The rapid spread of the Omicron variant indicates that the pandemic will likely continue to disrupt economic activity in the near term.
In 2021, GDP growth in Uzbekistan reached 6.2%, while Tajikistan and Kazakhstan recorded 7.1% and 3.5% respectively. The World Bank predicts that Uzbekistan's GDP will grow the most in Central Asia in 2022 and 2023. It is predicted that the growth of the national economy of Uzbekistan in 2022 and 2023 will be 5.6% and 5.8%, respectively.
Europe and Central Asia country forecasts 1
(Real GDP growth at market prices in percent, unless indicated otherwise)
Source: World Bank.
Note: e = estimate; f = forecast. World Bank forecasts are frequently updated based on new information and changing (global) circumstances. Consequently, projections presented here may differ from those contained in other Bank documents, even if basic assessments of countries’ prospects do not significantly differ at any given moment in time. The World Bank is currently not publishing economic output, income, or growth data for Turkmenistan owing to a lack of reliable data of adequate quality. Turkmenistan is excluded from cross-country macroeconomic aggregates.1.Data are based on GDP measured in average 2010-19 prices and market exchange rates, unless indicated otherwise. 2. GDP growth rate at constant prices is based on production approach.
Following a strong rebound in 2021, the global economy is entering a pronounced slowdown amid fresh threats from COVID-19 variants and a rise in inflation, debt, and income inequality that could endanger the recovery in emerging and developing economies, according to the World Bank’s latest Global Economic Prospects report. Global growth is expected to decelerate markedly from 5.5 percent in 2021 to 4.1 percent in 2022 and 3.2 percent in 2023 as pent-up demand dissipates and as fiscal and monetary support is unwound across the world.

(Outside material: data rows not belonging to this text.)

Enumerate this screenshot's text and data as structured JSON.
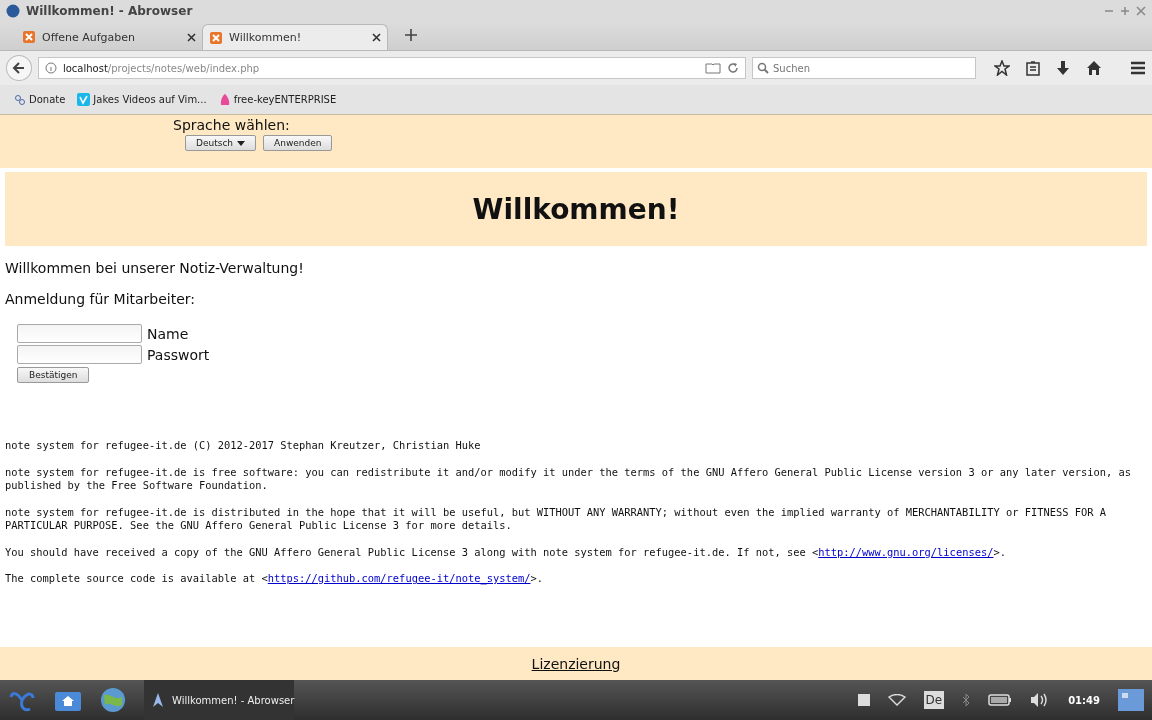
{
  "window": {
    "title": "Willkommen! - Abrowser"
  },
  "tabs": [
    {
      "label": "Offene Aufgaben",
      "selected": false
    },
    {
      "label": "Willkommen!",
      "selected": true
    }
  ],
  "address": {
    "host": "localhost",
    "path": "/projects/notes/web/index.php"
  },
  "search": {
    "placeholder": "Suchen"
  },
  "bookmarks": [
    {
      "label": "Donate"
    },
    {
      "label": "Jakes Videos auf Vim..."
    },
    {
      "label": "free-keyENTERPRISE"
    }
  ],
  "language": {
    "label": "Sprache wählen:",
    "value": "Deutsch",
    "apply": "Anwenden"
  },
  "heading": "Willkommen!",
  "intro": "Willkommen bei unserer Notiz-Verwaltung!",
  "login_title": "Anmeldung für Mitarbeiter:",
  "fields": [
    {
      "label": "Name"
    },
    {
      "label": "Passwort"
    }
  ],
  "submit": "Bestätigen",
  "license": [
    {
      "text": "note system for refugee-it.de (C) 2012-2017 Stephan Kreutzer, Christian Huke"
    },
    {
      "text": "note system for refugee-it.de is free software: you can redistribute it and/or modify it under the terms of the GNU Affero General Public License version 3 or any later version, as published by the Free Software Foundation."
    },
    {
      "text": "note system for refugee-it.de is distributed in the hope that it will be useful, but WITHOUT ANY WARRANTY; without even the implied warranty of MERCHANTABILITY or FITNESS FOR A PARTICULAR PURPOSE. See the GNU Affero General Public License 3 for more details."
    },
    {
      "text": "You should have received a copy of the GNU Affero General Public License 3 along with note system for refugee-it.de. If not, see <",
      "link": "http://www.gnu.org/licenses/",
      "after": ">."
    },
    {
      "text": "The complete source code is available at <",
      "link": "https://github.com/refugee-it/note_system/",
      "after": ">."
    }
  ],
  "footer_link": "Lizenzierung",
  "taskbar": {
    "window": "Willkommen! - Abrowser",
    "keyboard": "De",
    "clock": "01:49"
  }
}
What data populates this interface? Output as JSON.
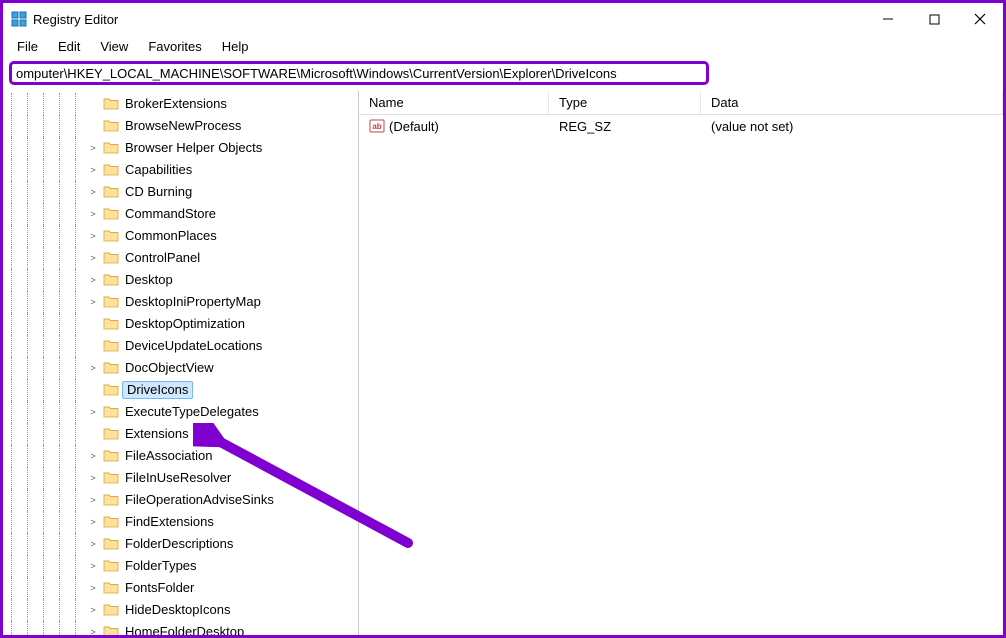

At a time when governments in many developing economies lack the policy space to support activity if needed, new COVID-19 outbreaks, persistent supply-chain bottlenecks and inflationary pressures, and elevated financial vulnerabilities in large swaths of the world could increase the risk of a hard landing.
“The world economy is simultaneously facing COVID-19, inflation, and policy uncertainty, with government spending and monetary policies in uncharted territory. Rising inequality and security challenges are particularly harmful for developing countries,” said World Bank Group President David Malpass. “Putting more countries on a favorable growth path requires concerted international action and a comprehensive set of national policy responses.”
The slowdown will coincide with a widening divergence in growth rates between advanced economies and emerging and developing economies. Growth in advanced economies is expected to decline from 5 percent in 2021 to 3.8 percent in 2022 and 2.3 percent in 2023—a pace that, while moderating, will be sufficient to restore output and investment to their pre-pandemic trend in these economies. In emerging and developing economies, however, growth is expected to drop from 6.3 percent in 2021 to 4.6 percent in 2022 and 4.4 percent in 2023. By 2023, all advanced economies will have achieved a full output recovery; yet output in emerging and developing economies will remain 4 percent below its pre-pandemic trend. For many vulnerable economies, the setback is even larger: output of fragile and conflict-affected economies will be 7.5 percent below its pre-pandemic trend, and output of small island states will be 8.5 percent below.
Output in Europe and Central Asia (ECA) is estimated to have expanded by 5.8 percent in 2021, reflecting a rebound in domestic demand and positive spillovers from firming activity in the euro area. Growth is forecast to slow to 3 percent in 2022, as domestic demand stabilizes, and 2.9 percent in 2023, as external demand plateaus and commodity prices soften. The near-term outlook is weaker than previously projected, owing to recurrent COVID-19 flareups, a faster-than-expected withdrawal of macroeconomic policy support, and sharp increases in policy uncertainty and geopolitical tensions. The pace of growth over the forecast horizon will leave output slightly lower than its pre-pandemic trend by 2023, and the catch-up of per capita income growth with advanced economies will be slower during 2021-23 than in the decade before the pandemic. Key risks to the regional outlook include a further resurgence of the pandemic, financial stress, less supportive external conditions than expected, and an additional rise in policy uncertainty or escalation in geopolitical tensions.